▸ **DATA FOR REVIEW**:
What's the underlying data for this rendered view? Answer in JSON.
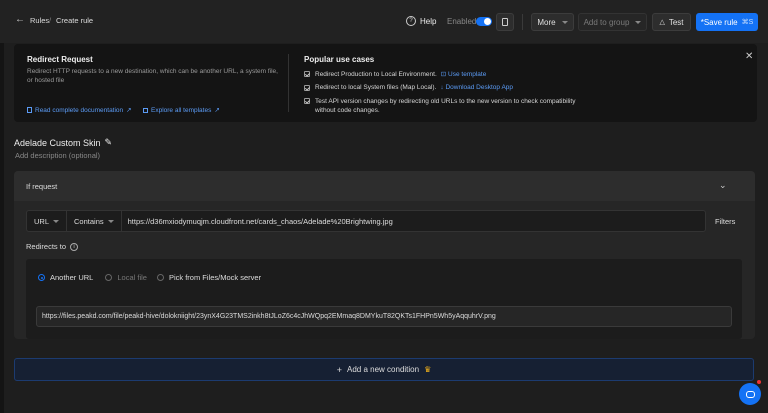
{
  "breadcrumb": {
    "rules": "Rules",
    "separator": "/",
    "current": "Create rule"
  },
  "toolbar": {
    "help_label": "Help",
    "enabled_label": "Enabled",
    "more_label": "More",
    "add_to_group_label": "Add to group",
    "test_label": "Test",
    "save_label": "*Save rule",
    "save_shortcut": "⌘S"
  },
  "info": {
    "title": "Redirect Request",
    "description": "Redirect HTTP requests to a new destination, which can be another URL, a system file, or hosted file",
    "doc_link": "Read complete documentation",
    "templates_link": "Explore all templates",
    "use_cases_title": "Popular use cases",
    "use_cases": [
      {
        "text": "Redirect Production to Local Environment.",
        "action": "Use template"
      },
      {
        "text": "Redirect to local System files (Map Local).",
        "action": "Download Desktop App"
      },
      {
        "text": "Test API version changes by redirecting old URLs to the new version to check compatibility without code changes.",
        "action": ""
      }
    ]
  },
  "rule": {
    "name": "Adelade Custom Skin",
    "description_placeholder": "Add description (optional)"
  },
  "condition": {
    "header": "If request",
    "match_field": "URL",
    "operator": "Contains",
    "value": "https://d36mxiodymuqjm.cloudfront.net/cards_chaos/Adelade%20Brightwing.jpg",
    "filters_label": "Filters",
    "redirects_to_label": "Redirects to",
    "destination_options": [
      "Another URL",
      "Local file",
      "Pick from Files/Mock server"
    ],
    "selected_destination": "Another URL",
    "destination_url": "https://files.peakd.com/file/peakd-hive/dolokniight/23ynX4G23TMS2inkh8tJLoZ6c4cJhWQpq2EMmaq8DMYkuT82QKTs1FHPn5Wh5yAqquhrV.png"
  },
  "add_condition_label": "Add a new condition",
  "colors": {
    "accent": "#1472f5",
    "background": "#1e1e1e",
    "panel": "#141414"
  }
}
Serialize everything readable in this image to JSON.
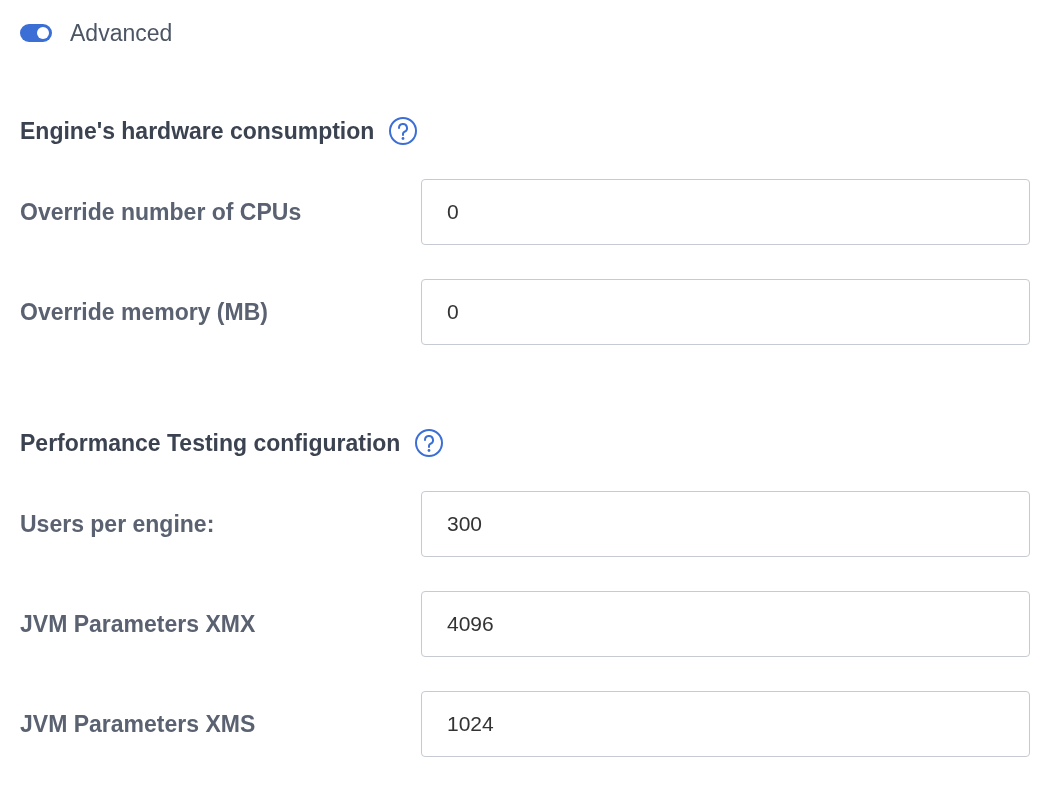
{
  "advanced_toggle": {
    "label": "Advanced",
    "on": true
  },
  "sections": [
    {
      "title": "Engine's hardware consumption",
      "fields": [
        {
          "label": "Override number of CPUs",
          "value": "0"
        },
        {
          "label": "Override memory (MB)",
          "value": "0"
        }
      ]
    },
    {
      "title": "Performance Testing configuration",
      "fields": [
        {
          "label": "Users per engine:",
          "value": "300"
        },
        {
          "label": "JVM Parameters XMX",
          "value": "4096"
        },
        {
          "label": "JVM Parameters XMS",
          "value": "1024"
        }
      ]
    }
  ]
}
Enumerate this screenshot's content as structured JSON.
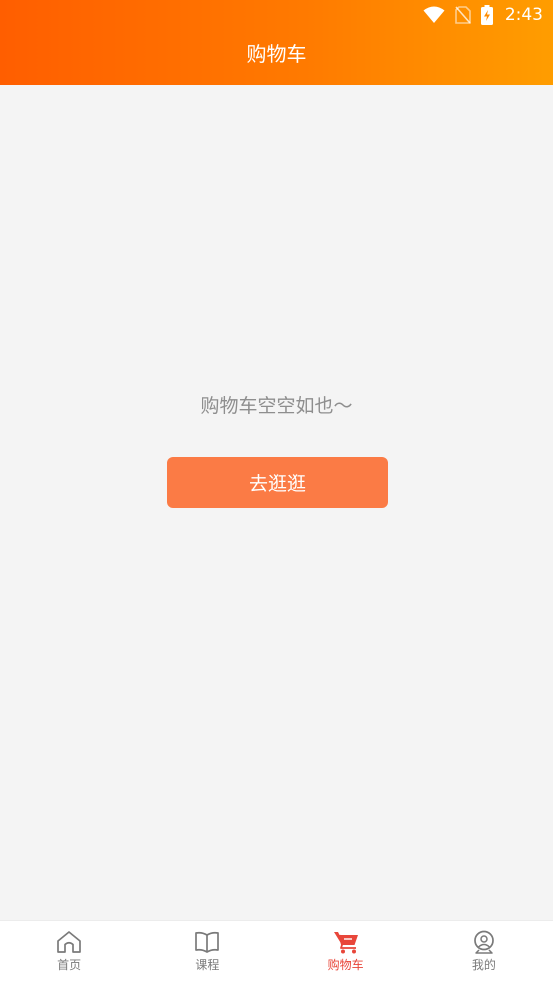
{
  "status_bar": {
    "time": "2:43",
    "icons": [
      "wifi-icon",
      "no-sim-icon",
      "battery-charging-icon"
    ]
  },
  "header": {
    "title": "购物车"
  },
  "empty_state": {
    "message": "购物车空空如也～",
    "button_label": "去逛逛"
  },
  "tab_bar": {
    "active_tab": "购物车",
    "tabs": [
      {
        "label": "首页",
        "icon": "home-icon"
      },
      {
        "label": "课程",
        "icon": "book-icon"
      },
      {
        "label": "购物车",
        "icon": "cart-icon"
      },
      {
        "label": "我的",
        "icon": "profile-icon"
      }
    ]
  },
  "colors": {
    "header_gradient_start": "#ff5e00",
    "header_gradient_end": "#ff9d00",
    "button": "#fb7b45",
    "active_tab": "#e8463a",
    "inactive_tab": "#7a7a7a",
    "background": "#f4f4f4"
  }
}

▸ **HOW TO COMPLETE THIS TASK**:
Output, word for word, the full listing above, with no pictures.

▸ **ANSWER BOX**:
What's the underlying data for this rendered view? Answer in JSON.
{
  "breadcrumb": {
    "rules": "Rules",
    "separator": "/",
    "current": "Create rule"
  },
  "toolbar": {
    "help_label": "Help",
    "enabled_label": "Enabled",
    "more_label": "More",
    "add_to_group_label": "Add to group",
    "test_label": "Test",
    "save_label": "*Save rule",
    "save_shortcut": "⌘S"
  },
  "info": {
    "title": "Redirect Request",
    "description": "Redirect HTTP requests to a new destination, which can be another URL, a system file, or hosted file",
    "doc_link": "Read complete documentation",
    "templates_link": "Explore all templates",
    "use_cases_title": "Popular use cases",
    "use_cases": [
      {
        "text": "Redirect Production to Local Environment.",
        "action": "Use template"
      },
      {
        "text": "Redirect to local System files (Map Local).",
        "action": "Download Desktop App"
      },
      {
        "text": "Test API version changes by redirecting old URLs to the new version to check compatibility without code changes.",
        "action": ""
      }
    ]
  },
  "rule": {
    "name": "Adelade Custom Skin",
    "description_placeholder": "Add description (optional)"
  },
  "condition": {
    "header": "If request",
    "match_field": "URL",
    "operator": "Contains",
    "value": "https://d36mxiodymuqjm.cloudfront.net/cards_chaos/Adelade%20Brightwing.jpg",
    "filters_label": "Filters",
    "redirects_to_label": "Redirects to",
    "destination_options": [
      "Another URL",
      "Local file",
      "Pick from Files/Mock server"
    ],
    "selected_destination": "Another URL",
    "destination_url": "https://files.peakd.com/file/peakd-hive/dolokniight/23ynX4G23TMS2inkh8tJLoZ6c4cJhWQpq2EMmaq8DMYkuT82QKTs1FHPn5Wh5yAqquhrV.png"
  },
  "add_condition_label": "Add a new condition",
  "colors": {
    "accent": "#1472f5",
    "background": "#1e1e1e",
    "panel": "#141414"
  }
}
Serialize everything readable in this image to JSON.
{
  "advanced_toggle": {
    "label": "Advanced",
    "on": true
  },
  "sections": [
    {
      "title": "Engine's hardware consumption",
      "fields": [
        {
          "label": "Override number of CPUs",
          "value": "0"
        },
        {
          "label": "Override memory (MB)",
          "value": "0"
        }
      ]
    },
    {
      "title": "Performance Testing configuration",
      "fields": [
        {
          "label": "Users per engine:",
          "value": "300"
        },
        {
          "label": "JVM Parameters XMX",
          "value": "4096"
        },
        {
          "label": "JVM Parameters XMS",
          "value": "1024"
        }
      ]
    }
  ]
}
Enumerate this screenshot's content as structured JSON.
{
  "status_bar": {
    "time": "2:43",
    "icons": [
      "wifi-icon",
      "no-sim-icon",
      "battery-charging-icon"
    ]
  },
  "header": {
    "title": "购物车"
  },
  "empty_state": {
    "message": "购物车空空如也～",
    "button_label": "去逛逛"
  },
  "tab_bar": {
    "active_tab": "购物车",
    "tabs": [
      {
        "label": "首页",
        "icon": "home-icon"
      },
      {
        "label": "课程",
        "icon": "book-icon"
      },
      {
        "label": "购物车",
        "icon": "cart-icon"
      },
      {
        "label": "我的",
        "icon": "profile-icon"
      }
    ]
  },
  "colors": {
    "header_gradient_start": "#ff5e00",
    "header_gradient_end": "#ff9d00",
    "button": "#fb7b45",
    "active_tab": "#e8463a",
    "inactive_tab": "#7a7a7a",
    "background": "#f4f4f4"
  }
}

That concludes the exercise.